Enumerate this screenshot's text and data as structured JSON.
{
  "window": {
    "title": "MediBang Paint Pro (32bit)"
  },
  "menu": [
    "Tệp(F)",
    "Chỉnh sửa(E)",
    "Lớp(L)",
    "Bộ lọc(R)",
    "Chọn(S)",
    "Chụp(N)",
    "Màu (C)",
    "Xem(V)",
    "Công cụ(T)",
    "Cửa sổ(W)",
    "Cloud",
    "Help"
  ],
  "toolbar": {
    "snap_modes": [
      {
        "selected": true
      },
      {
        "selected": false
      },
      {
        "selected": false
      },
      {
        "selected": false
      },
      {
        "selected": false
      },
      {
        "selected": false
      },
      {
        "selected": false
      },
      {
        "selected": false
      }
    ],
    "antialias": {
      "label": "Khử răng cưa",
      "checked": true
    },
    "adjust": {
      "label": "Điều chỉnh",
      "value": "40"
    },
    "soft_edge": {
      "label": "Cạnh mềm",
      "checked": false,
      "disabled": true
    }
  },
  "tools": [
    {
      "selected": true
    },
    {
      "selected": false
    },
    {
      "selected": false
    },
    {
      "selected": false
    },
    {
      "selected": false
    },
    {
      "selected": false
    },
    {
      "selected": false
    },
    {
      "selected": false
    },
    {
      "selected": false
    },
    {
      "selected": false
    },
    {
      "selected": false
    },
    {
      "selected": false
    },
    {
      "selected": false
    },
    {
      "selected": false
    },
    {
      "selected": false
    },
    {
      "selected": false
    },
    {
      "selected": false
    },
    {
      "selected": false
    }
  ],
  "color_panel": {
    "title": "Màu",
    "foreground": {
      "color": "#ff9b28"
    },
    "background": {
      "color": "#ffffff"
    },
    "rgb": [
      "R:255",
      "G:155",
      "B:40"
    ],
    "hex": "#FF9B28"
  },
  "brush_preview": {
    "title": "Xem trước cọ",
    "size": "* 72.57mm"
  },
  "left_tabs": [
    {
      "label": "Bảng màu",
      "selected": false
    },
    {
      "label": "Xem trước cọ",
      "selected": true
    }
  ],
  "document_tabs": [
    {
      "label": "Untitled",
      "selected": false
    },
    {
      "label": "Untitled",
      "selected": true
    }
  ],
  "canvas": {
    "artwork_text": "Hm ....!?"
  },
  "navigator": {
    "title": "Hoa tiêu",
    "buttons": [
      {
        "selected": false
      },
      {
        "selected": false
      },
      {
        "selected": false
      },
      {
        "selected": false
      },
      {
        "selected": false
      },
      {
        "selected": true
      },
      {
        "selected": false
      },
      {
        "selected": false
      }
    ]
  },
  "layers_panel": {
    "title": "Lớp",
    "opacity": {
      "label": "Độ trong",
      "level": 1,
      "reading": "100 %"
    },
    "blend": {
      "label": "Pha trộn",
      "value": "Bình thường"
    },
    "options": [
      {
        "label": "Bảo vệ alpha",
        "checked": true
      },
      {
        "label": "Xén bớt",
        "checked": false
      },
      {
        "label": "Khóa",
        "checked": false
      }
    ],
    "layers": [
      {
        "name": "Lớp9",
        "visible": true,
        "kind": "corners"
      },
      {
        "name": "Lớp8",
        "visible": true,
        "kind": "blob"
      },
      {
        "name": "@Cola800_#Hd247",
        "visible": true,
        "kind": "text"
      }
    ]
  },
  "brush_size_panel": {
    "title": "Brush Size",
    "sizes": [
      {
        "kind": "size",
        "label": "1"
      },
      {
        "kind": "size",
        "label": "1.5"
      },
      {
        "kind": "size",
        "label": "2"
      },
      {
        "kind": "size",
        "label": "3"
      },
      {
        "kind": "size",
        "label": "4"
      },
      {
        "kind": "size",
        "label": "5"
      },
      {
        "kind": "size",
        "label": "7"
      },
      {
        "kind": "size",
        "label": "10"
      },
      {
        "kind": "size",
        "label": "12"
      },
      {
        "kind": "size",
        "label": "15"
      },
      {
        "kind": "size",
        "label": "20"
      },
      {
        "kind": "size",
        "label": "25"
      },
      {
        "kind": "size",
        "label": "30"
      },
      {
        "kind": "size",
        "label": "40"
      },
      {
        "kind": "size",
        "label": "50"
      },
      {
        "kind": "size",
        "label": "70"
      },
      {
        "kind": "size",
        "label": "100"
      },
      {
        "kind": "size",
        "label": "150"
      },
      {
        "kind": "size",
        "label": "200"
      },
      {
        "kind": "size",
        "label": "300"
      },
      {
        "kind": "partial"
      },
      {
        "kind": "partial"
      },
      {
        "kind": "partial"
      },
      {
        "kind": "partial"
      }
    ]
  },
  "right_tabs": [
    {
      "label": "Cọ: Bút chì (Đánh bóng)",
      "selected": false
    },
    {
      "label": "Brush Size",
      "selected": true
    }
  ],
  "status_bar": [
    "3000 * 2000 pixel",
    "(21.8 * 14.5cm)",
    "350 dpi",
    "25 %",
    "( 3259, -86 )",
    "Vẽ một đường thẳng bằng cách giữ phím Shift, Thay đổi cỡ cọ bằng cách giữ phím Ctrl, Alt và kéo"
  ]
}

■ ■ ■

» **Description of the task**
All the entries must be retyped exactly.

» **Finished task**
Enumerate this screenshot's text and data as structured JSON.
{
  "window": {
    "title": "MediBang Paint Pro (32bit)"
  },
  "menu": [
    "Tệp(F)",
    "Chỉnh sửa(E)",
    "Lớp(L)",
    "Bộ lọc(R)",
    "Chọn(S)",
    "Chụp(N)",
    "Màu (C)",
    "Xem(V)",
    "Công cụ(T)",
    "Cửa sổ(W)",
    "Cloud",
    "Help"
  ],
  "toolbar": {
    "snap_modes": [
      {
        "selected": true
      },
      {
        "selected": false
      },
      {
        "selected": false
      },
      {
        "selected": false
      },
      {
        "selected": false
      },
      {
        "selected": false
      },
      {
        "selected": false
      },
      {
        "selected": false
      }
    ],
    "antialias": {
      "label": "Khử răng cưa",
      "checked": true
    },
    "adjust": {
      "label": "Điều chỉnh",
      "value": "40"
    },
    "soft_edge": {
      "label": "Cạnh mềm",
      "checked": false,
      "disabled": true
    }
  },
  "tools": [
    {
      "selected": true
    },
    {
      "selected": false
    },
    {
      "selected": false
    },
    {
      "selected": false
    },
    {
      "selected": false
    },
    {
      "selected": false
    },
    {
      "selected": false
    },
    {
      "selected": false
    },
    {
      "selected": false
    },
    {
      "selected": false
    },
    {
      "selected": false
    },
    {
      "selected": false
    },
    {
      "selected": false
    },
    {
      "selected": false
    },
    {
      "selected": false
    },
    {
      "selected": false
    },
    {
      "selected": false
    },
    {
      "selected": false
    }
  ],
  "color_panel": {
    "title": "Màu",
    "foreground": {
      "color": "#ff9b28"
    },
    "background": {
      "color": "#ffffff"
    },
    "rgb": [
      "R:255",
      "G:155",
      "B:40"
    ],
    "hex": "#FF9B28"
  },
  "brush_preview": {
    "title": "Xem trước cọ",
    "size": "* 72.57mm"
  },
  "left_tabs": [
    {
      "label": "Bảng màu",
      "selected": false
    },
    {
      "label": "Xem trước cọ",
      "selected": true
    }
  ],
  "document_tabs": [
    {
      "label": "Untitled",
      "selected": false
    },
    {
      "label": "Untitled",
      "selected": true
    }
  ],
  "canvas": {
    "artwork_text": "Hm ....!?"
  },
  "navigator": {
    "title": "Hoa tiêu",
    "buttons": [
      {
        "selected": false
      },
      {
        "selected": false
      },
      {
        "selected": false
      },
      {
        "selected": false
      },
      {
        "selected": false
      },
      {
        "selected": true
      },
      {
        "selected": false
      },
      {
        "selected": false
      }
    ]
  },
  "layers_panel": {
    "title": "Lớp",
    "opacity": {
      "label": "Độ trong",
      "level": 1,
      "reading": "100 %"
    },
    "blend": {
      "label": "Pha trộn",
      "value": "Bình thường"
    },
    "options": [
      {
        "label": "Bảo vệ alpha",
        "checked": true
      },
      {
        "label": "Xén bớt",
        "checked": false
      },
      {
        "label": "Khóa",
        "checked": false
      }
    ],
    "layers": [
      {
        "name": "Lớp9",
        "visible": true,
        "kind": "corners"
      },
      {
        "name": "Lớp8",
        "visible": true,
        "kind": "blob"
      },
      {
        "name": "@Cola800_#Hd247",
        "visible": true,
        "kind": "text"
      }
    ]
  },
  "brush_size_panel": {
    "title": "Brush Size",
    "sizes": [
      {
        "kind": "size",
        "label": "1"
      },
      {
        "kind": "size",
        "label": "1.5"
      },
      {
        "kind": "size",
        "label": "2"
      },
      {
        "kind": "size",
        "label": "3"
      },
      {
        "kind": "size",
        "label": "4"
      },
      {
        "kind": "size",
        "label": "5"
      },
      {
        "kind": "size",
        "label": "7"
      },
      {
        "kind": "size",
        "label": "10"
      },
      {
        "kind": "size",
        "label": "12"
      },
      {
        "kind": "size",
        "label": "15"
      },
      {
        "kind": "size",
        "label": "20"
      },
      {
        "kind": "size",
        "label": "25"
      },
      {
        "kind": "size",
        "label": "30"
      },
      {
        "kind": "size",
        "label": "40"
      },
      {
        "kind": "size",
        "label": "50"
      },
      {
        "kind": "size",
        "label": "70"
      },
      {
        "kind": "size",
        "label": "100"
      },
      {
        "kind": "size",
        "label": "150"
      },
      {
        "kind": "size",
        "label": "200"
      },
      {
        "kind": "size",
        "label": "300"
      },
      {
        "kind": "partial"
      },
      {
        "kind": "partial"
      },
      {
        "kind": "partial"
      },
      {
        "kind": "partial"
      }
    ]
  },
  "right_tabs": [
    {
      "label": "Cọ: Bút chì (Đánh bóng)",
      "selected": false
    },
    {
      "label": "Brush Size",
      "selected": true
    }
  ],
  "status_bar": [
    "3000 * 2000 pixel",
    "(21.8 * 14.5cm)",
    "350 dpi",
    "25 %",
    "( 3259, -86 )",
    "Vẽ một đường thẳng bằng cách giữ phím Shift, Thay đổi cỡ cọ bằng cách giữ phím Ctrl, Alt và kéo"
  ]
}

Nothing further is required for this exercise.